===== THE DATA =====

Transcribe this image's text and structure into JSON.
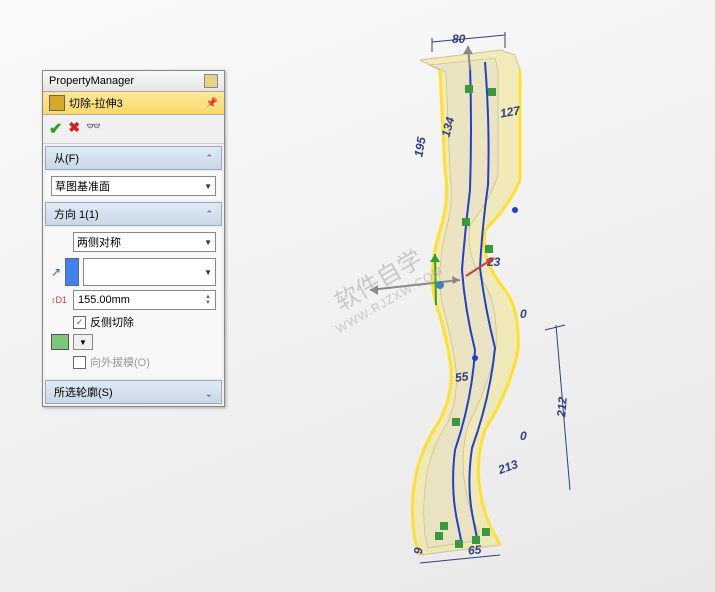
{
  "panel": {
    "title": "PropertyManager",
    "feature_name": "切除-拉伸3",
    "sections": {
      "from": {
        "label": "从(F)",
        "value": "草图基准面"
      },
      "direction": {
        "label": "方向 1(1)",
        "end_condition": "两侧对称",
        "depth": "155.00mm",
        "flip_side": "反侧切除",
        "flip_checked": true,
        "draft_outward": "向外拔模(O)",
        "draft_checked": false
      },
      "contours": {
        "label": "所选轮廓(S)"
      }
    }
  },
  "dimensions": {
    "d80": "80",
    "d134": "134",
    "d195": "195",
    "d127": "127",
    "d23": "23",
    "d55": "55",
    "d212": "212",
    "d213": "213",
    "d65": "65",
    "d9": "9",
    "d0": "0"
  },
  "watermark": {
    "cn": "软件自学",
    "url": "WWW.RJZXW.COM"
  }
}
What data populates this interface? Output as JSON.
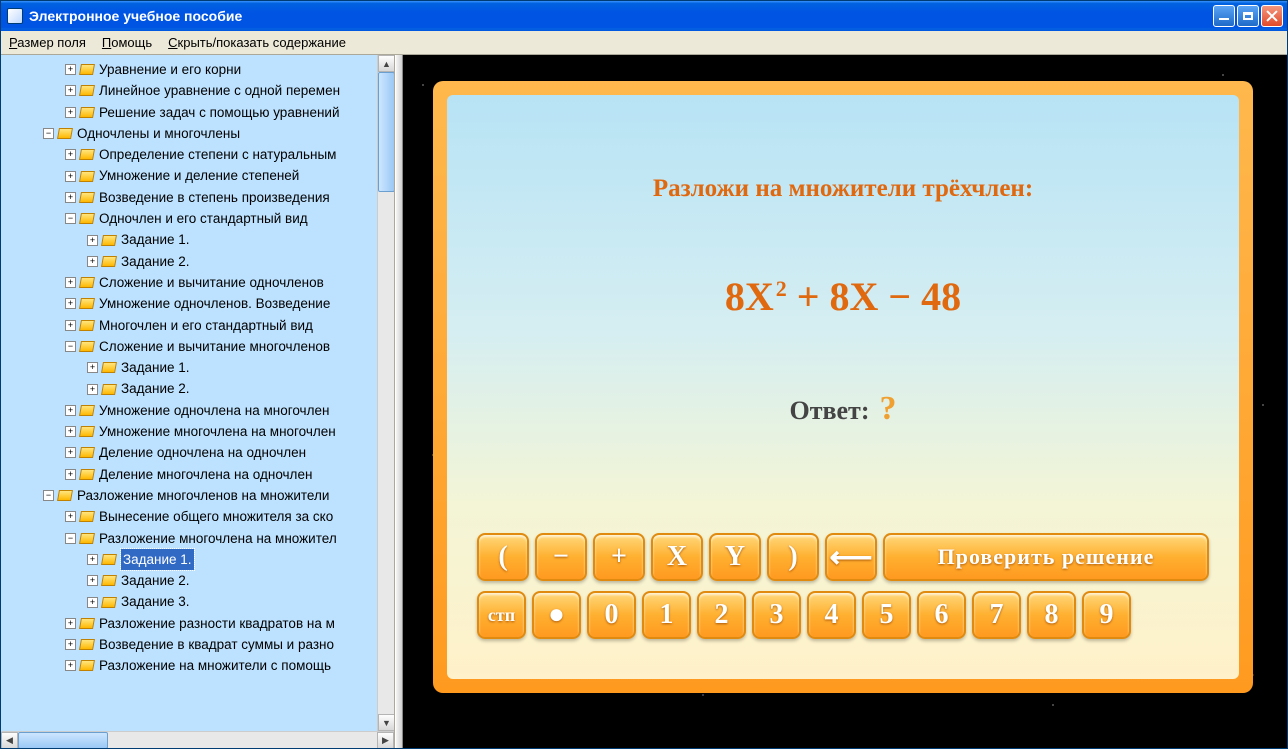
{
  "window": {
    "title": "Электронное учебное пособие"
  },
  "menubar": {
    "size": "Размер поля",
    "help": "Помощь",
    "toggle": "Скрыть/показать содержание"
  },
  "tree": [
    {
      "level": 2,
      "exp": "+",
      "label": "Уравнение и его корни"
    },
    {
      "level": 2,
      "exp": "+",
      "label": "Линейное уравнение с одной перемен"
    },
    {
      "level": 2,
      "exp": "+",
      "label": "Решение задач с помощью уравнений"
    },
    {
      "level": 1,
      "exp": "−",
      "label": "Одночлены и многочлены"
    },
    {
      "level": 2,
      "exp": "+",
      "label": "Определение степени с натуральным"
    },
    {
      "level": 2,
      "exp": "+",
      "label": "Умножение и деление степеней"
    },
    {
      "level": 2,
      "exp": "+",
      "label": "Возведение в степень произведения"
    },
    {
      "level": 2,
      "exp": "−",
      "label": "Одночлен и его стандартный вид"
    },
    {
      "level": 3,
      "exp": "+",
      "label": "Задание 1."
    },
    {
      "level": 3,
      "exp": "+",
      "label": "Задание 2."
    },
    {
      "level": 2,
      "exp": "+",
      "label": "Сложение и вычитание одночленов"
    },
    {
      "level": 2,
      "exp": "+",
      "label": "Умножение одночленов. Возведение"
    },
    {
      "level": 2,
      "exp": "+",
      "label": "Многочлен и его стандартный вид"
    },
    {
      "level": 2,
      "exp": "−",
      "label": "Сложение и вычитание многочленов"
    },
    {
      "level": 3,
      "exp": "+",
      "label": "Задание 1."
    },
    {
      "level": 3,
      "exp": "+",
      "label": "Задание 2."
    },
    {
      "level": 2,
      "exp": "+",
      "label": "Умножение одночлена на многочлен"
    },
    {
      "level": 2,
      "exp": "+",
      "label": "Умножение многочлена на многочлен"
    },
    {
      "level": 2,
      "exp": "+",
      "label": "Деление одночлена на одночлен"
    },
    {
      "level": 2,
      "exp": "+",
      "label": "Деление многочлена на одночлен"
    },
    {
      "level": 1,
      "exp": "−",
      "label": "Разложение многочленов на множители"
    },
    {
      "level": 2,
      "exp": "+",
      "label": "Вынесение общего множителя за ско"
    },
    {
      "level": 2,
      "exp": "−",
      "label": "Разложение многочлена на множител"
    },
    {
      "level": 3,
      "exp": "+",
      "label": "Задание 1.",
      "selected": true
    },
    {
      "level": 3,
      "exp": "+",
      "label": "Задание 2."
    },
    {
      "level": 3,
      "exp": "+",
      "label": "Задание 3."
    },
    {
      "level": 2,
      "exp": "+",
      "label": "Разложение разности квадратов на м"
    },
    {
      "level": 2,
      "exp": "+",
      "label": "Возведение в квадрат суммы и разно"
    },
    {
      "level": 2,
      "exp": "+",
      "label": "Разложение на множители с помощь"
    }
  ],
  "task": {
    "title": "Разложи на множители трёхчлен:",
    "expr_a": "8X",
    "expr_exp": "2",
    "expr_b": " + 8X − 48",
    "answer_label": "Ответ:",
    "answer_placeholder": "?"
  },
  "keys": {
    "row1": [
      "(",
      "−",
      "+",
      "X",
      "Y",
      ")"
    ],
    "back": "←",
    "check": "Проверить решение",
    "stp": "стп",
    "dot": "●",
    "digits": [
      "0",
      "1",
      "2",
      "3",
      "4",
      "5",
      "6",
      "7",
      "8",
      "9"
    ]
  }
}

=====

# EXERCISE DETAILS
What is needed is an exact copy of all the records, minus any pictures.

# ANSWER BELOW
Transcribe this image's text and structure into JSON.
{
  "panel": {
    "title": "PropertyManager",
    "feature_name": "切除-拉伸3",
    "sections": {
      "from": {
        "label": "从(F)",
        "value": "草图基准面"
      },
      "direction": {
        "label": "方向 1(1)",
        "end_condition": "两侧对称",
        "depth": "155.00mm",
        "flip_side": "反侧切除",
        "flip_checked": true,
        "draft_outward": "向外拔模(O)",
        "draft_checked": false
      },
      "contours": {
        "label": "所选轮廓(S)"
      }
    }
  },
  "dimensions": {
    "d80": "80",
    "d134": "134",
    "d195": "195",
    "d127": "127",
    "d23": "23",
    "d55": "55",
    "d212": "212",
    "d213": "213",
    "d65": "65",
    "d9": "9",
    "d0": "0"
  },
  "watermark": {
    "cn": "软件自学",
    "url": "WWW.RJZXW.COM"
  }
}
What data populates this interface? Output as JSON.
{
  "window": {
    "title": "Электронное учебное пособие"
  },
  "menubar": {
    "size": "Размер поля",
    "help": "Помощь",
    "toggle": "Скрыть/показать содержание"
  },
  "tree": [
    {
      "level": 2,
      "exp": "+",
      "label": "Уравнение и его корни"
    },
    {
      "level": 2,
      "exp": "+",
      "label": "Линейное уравнение с одной перемен"
    },
    {
      "level": 2,
      "exp": "+",
      "label": "Решение задач с помощью уравнений"
    },
    {
      "level": 1,
      "exp": "−",
      "label": "Одночлены и многочлены"
    },
    {
      "level": 2,
      "exp": "+",
      "label": "Определение степени с натуральным"
    },
    {
      "level": 2,
      "exp": "+",
      "label": "Умножение и деление степеней"
    },
    {
      "level": 2,
      "exp": "+",
      "label": "Возведение в степень произведения"
    },
    {
      "level": 2,
      "exp": "−",
      "label": "Одночлен и его стандартный вид"
    },
    {
      "level": 3,
      "exp": "+",
      "label": "Задание 1."
    },
    {
      "level": 3,
      "exp": "+",
      "label": "Задание 2."
    },
    {
      "level": 2,
      "exp": "+",
      "label": "Сложение и вычитание одночленов"
    },
    {
      "level": 2,
      "exp": "+",
      "label": "Умножение одночленов. Возведение"
    },
    {
      "level": 2,
      "exp": "+",
      "label": "Многочлен и его стандартный вид"
    },
    {
      "level": 2,
      "exp": "−",
      "label": "Сложение и вычитание многочленов"
    },
    {
      "level": 3,
      "exp": "+",
      "label": "Задание 1."
    },
    {
      "level": 3,
      "exp": "+",
      "label": "Задание 2."
    },
    {
      "level": 2,
      "exp": "+",
      "label": "Умножение одночлена на многочлен"
    },
    {
      "level": 2,
      "exp": "+",
      "label": "Умножение многочлена на многочлен"
    },
    {
      "level": 2,
      "exp": "+",
      "label": "Деление одночлена на одночлен"
    },
    {
      "level": 2,
      "exp": "+",
      "label": "Деление многочлена на одночлен"
    },
    {
      "level": 1,
      "exp": "−",
      "label": "Разложение многочленов на множители"
    },
    {
      "level": 2,
      "exp": "+",
      "label": "Вынесение общего множителя за ско"
    },
    {
      "level": 2,
      "exp": "−",
      "label": "Разложение многочлена на множител"
    },
    {
      "level": 3,
      "exp": "+",
      "label": "Задание 1.",
      "selected": true
    },
    {
      "level": 3,
      "exp": "+",
      "label": "Задание 2."
    },
    {
      "level": 3,
      "exp": "+",
      "label": "Задание 3."
    },
    {
      "level": 2,
      "exp": "+",
      "label": "Разложение разности квадратов на м"
    },
    {
      "level": 2,
      "exp": "+",
      "label": "Возведение в квадрат суммы и разно"
    },
    {
      "level": 2,
      "exp": "+",
      "label": "Разложение на множители с помощь"
    }
  ],
  "task": {
    "title": "Разложи на множители трёхчлен:",
    "expr_a": "8X",
    "expr_exp": "2",
    "expr_b": " + 8X − 48",
    "answer_label": "Ответ:",
    "answer_placeholder": "?"
  },
  "keys": {
    "row1": [
      "(",
      "−",
      "+",
      "X",
      "Y",
      ")"
    ],
    "back": "←",
    "check": "Проверить решение",
    "stp": "стп",
    "dot": "●",
    "digits": [
      "0",
      "1",
      "2",
      "3",
      "4",
      "5",
      "6",
      "7",
      "8",
      "9"
    ]
  }
}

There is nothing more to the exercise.